- **Collected data entries**

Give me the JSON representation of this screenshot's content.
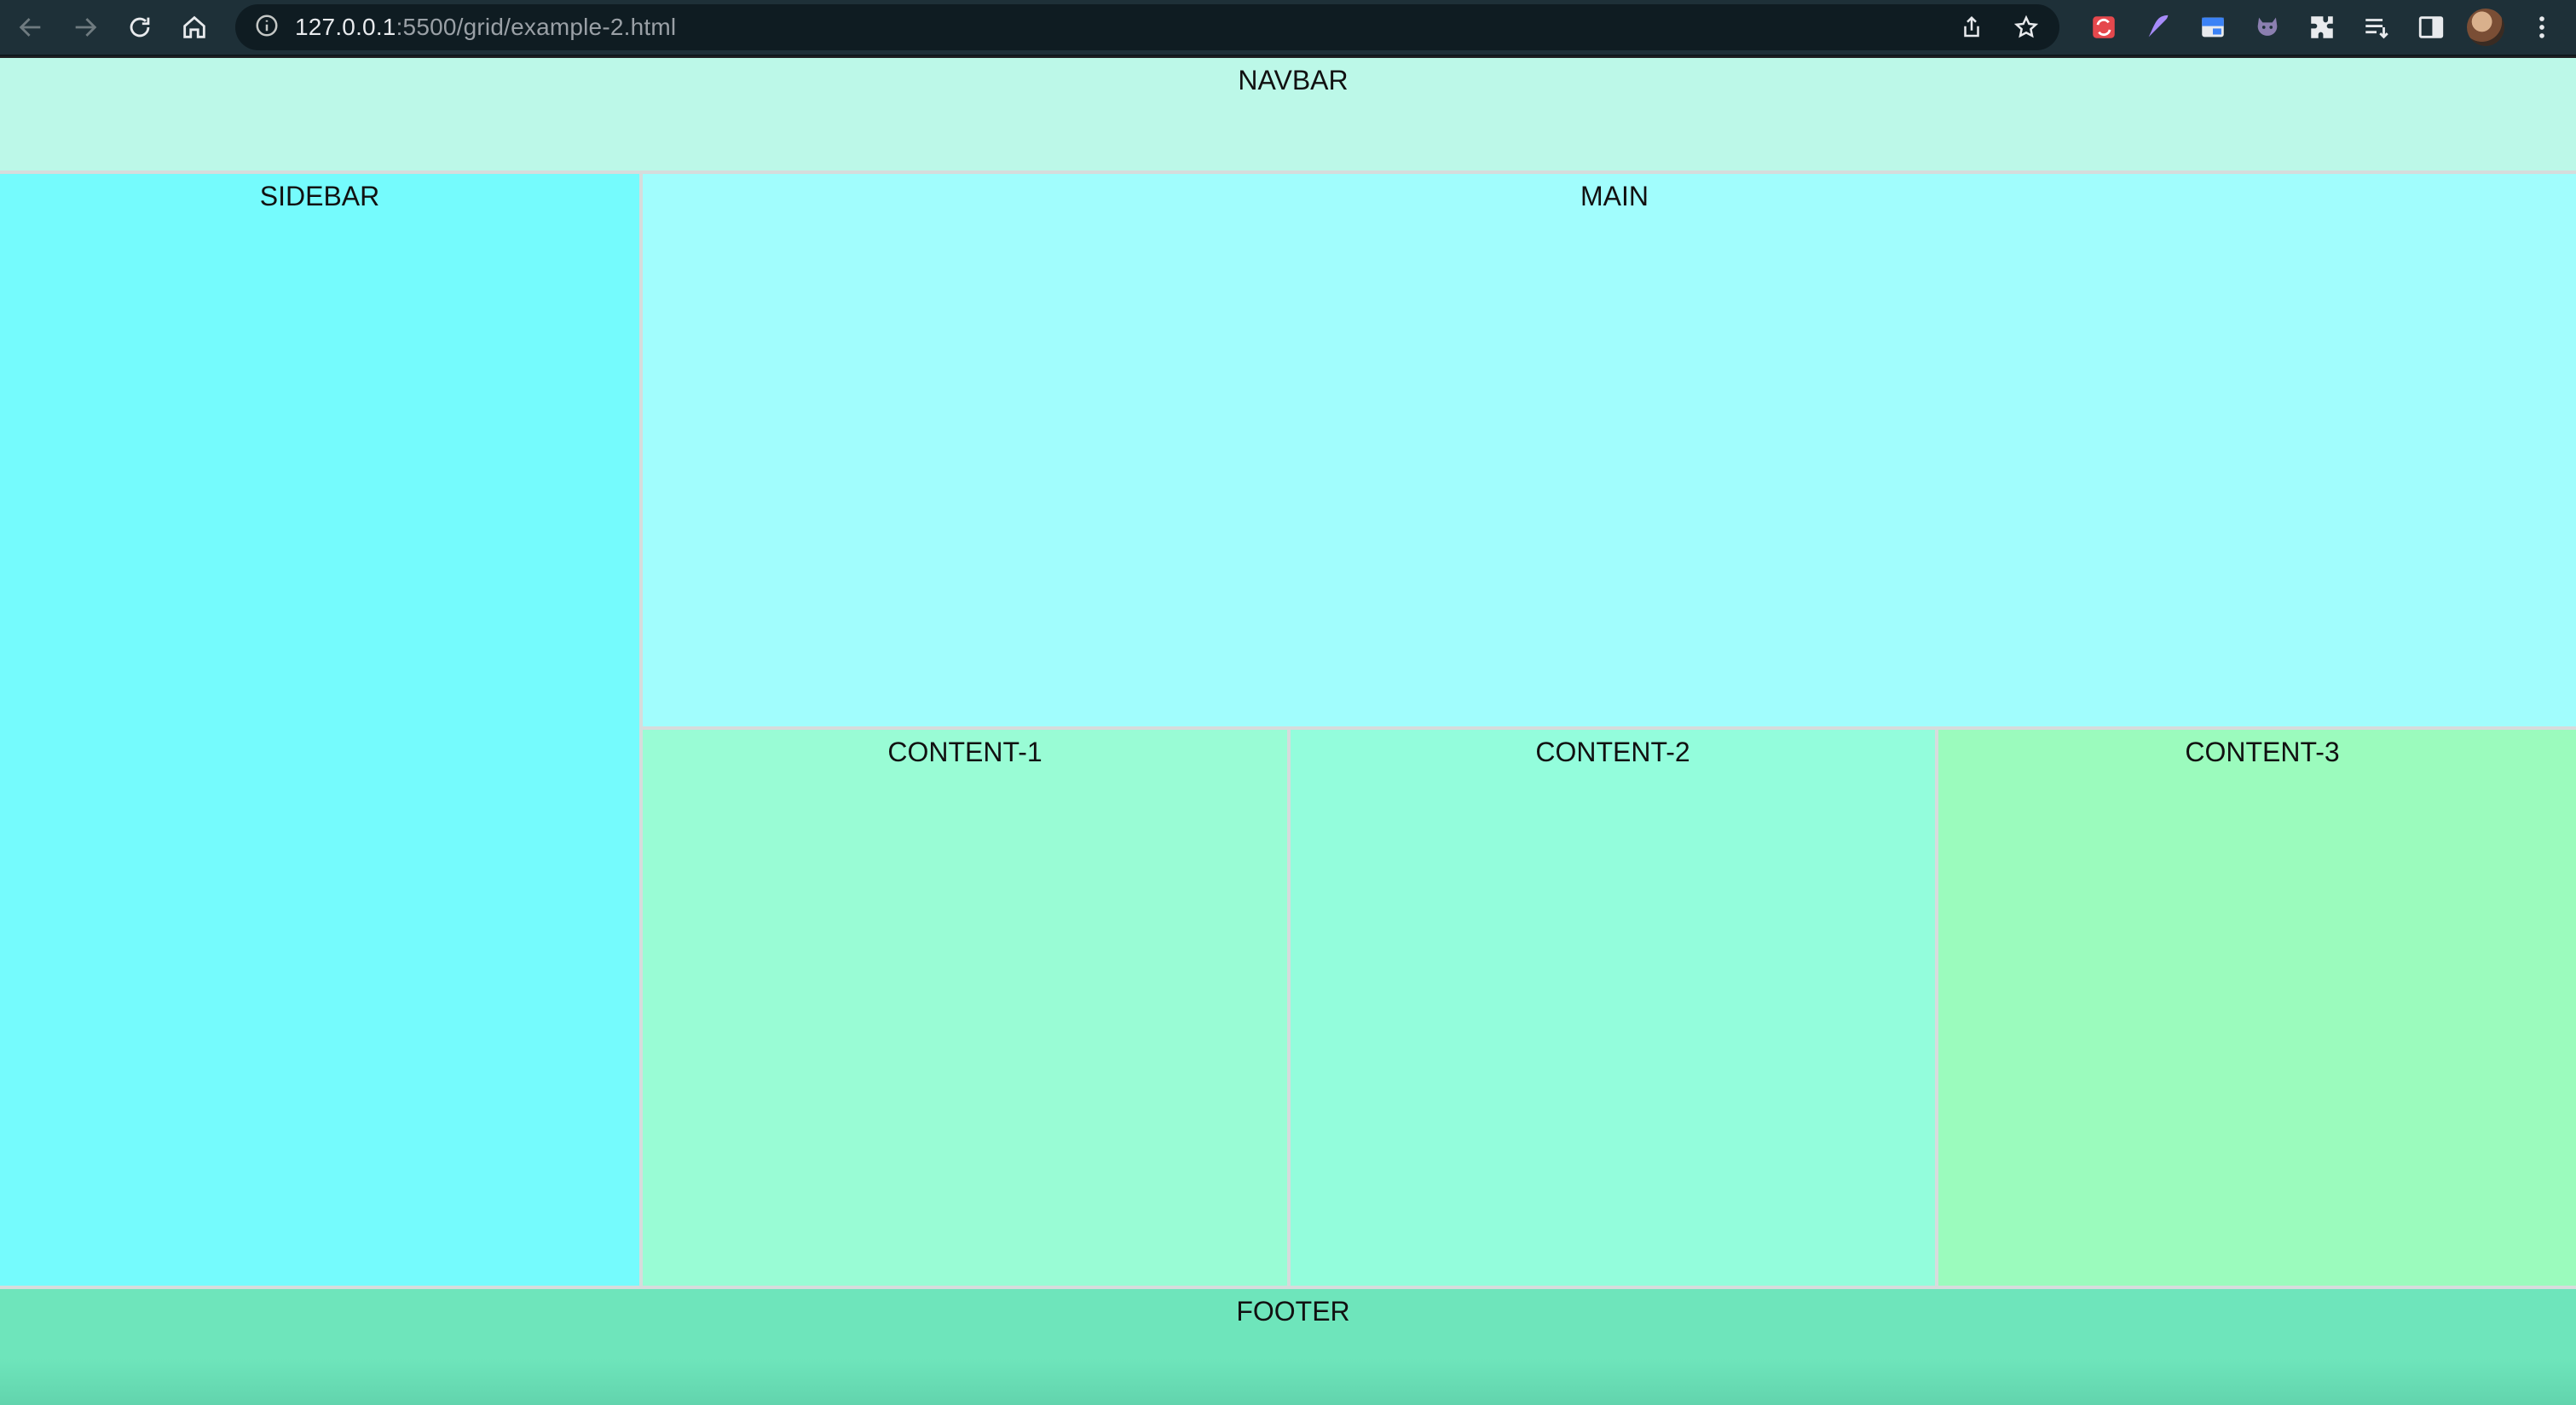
{
  "browser": {
    "url_host": "127.0.0.1",
    "url_path": ":5500/grid/example-2.html",
    "icons": {
      "back": "arrow-left-icon",
      "forward": "arrow-right-icon",
      "reload": "reload-icon",
      "home": "home-icon",
      "info": "info-icon",
      "share": "share-icon",
      "bookmark": "star-icon",
      "extensions": [
        "sync-extension-icon",
        "feather-extension-icon",
        "window-extension-icon",
        "octocat-extension-icon",
        "puzzle-icon",
        "reading-list-icon",
        "side-panel-icon"
      ],
      "menu": "kebab-menu-icon"
    }
  },
  "grid": {
    "navbar": "NAVBAR",
    "sidebar": "SIDEBAR",
    "main": "MAIN",
    "content1": "CONTENT-1",
    "content2": "CONTENT-2",
    "content3": "CONTENT-3",
    "footer": "FOOTER"
  },
  "colors": {
    "navbar": "#bcf8e8",
    "sidebar": "#75fbfd",
    "main": "#a1fdfd",
    "content1": "#99fcd5",
    "content2": "#93fddc",
    "content3": "#9bfbbd",
    "footer": "#6ee5bb",
    "chrome": "#1e3038"
  }
}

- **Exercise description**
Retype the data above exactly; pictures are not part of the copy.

- **Exercise solution**
Give me the JSON representation of this screenshot's content.
{
  "browser": {
    "url_host": "127.0.0.1",
    "url_path": ":5500/grid/example-2.html",
    "icons": {
      "back": "arrow-left-icon",
      "forward": "arrow-right-icon",
      "reload": "reload-icon",
      "home": "home-icon",
      "info": "info-icon",
      "share": "share-icon",
      "bookmark": "star-icon",
      "extensions": [
        "sync-extension-icon",
        "feather-extension-icon",
        "window-extension-icon",
        "octocat-extension-icon",
        "puzzle-icon",
        "reading-list-icon",
        "side-panel-icon"
      ],
      "menu": "kebab-menu-icon"
    }
  },
  "grid": {
    "navbar": "NAVBAR",
    "sidebar": "SIDEBAR",
    "main": "MAIN",
    "content1": "CONTENT-1",
    "content2": "CONTENT-2",
    "content3": "CONTENT-3",
    "footer": "FOOTER"
  },
  "colors": {
    "navbar": "#bcf8e8",
    "sidebar": "#75fbfd",
    "main": "#a1fdfd",
    "content1": "#99fcd5",
    "content2": "#93fddc",
    "content3": "#9bfbbd",
    "footer": "#6ee5bb",
    "chrome": "#1e3038"
  }
}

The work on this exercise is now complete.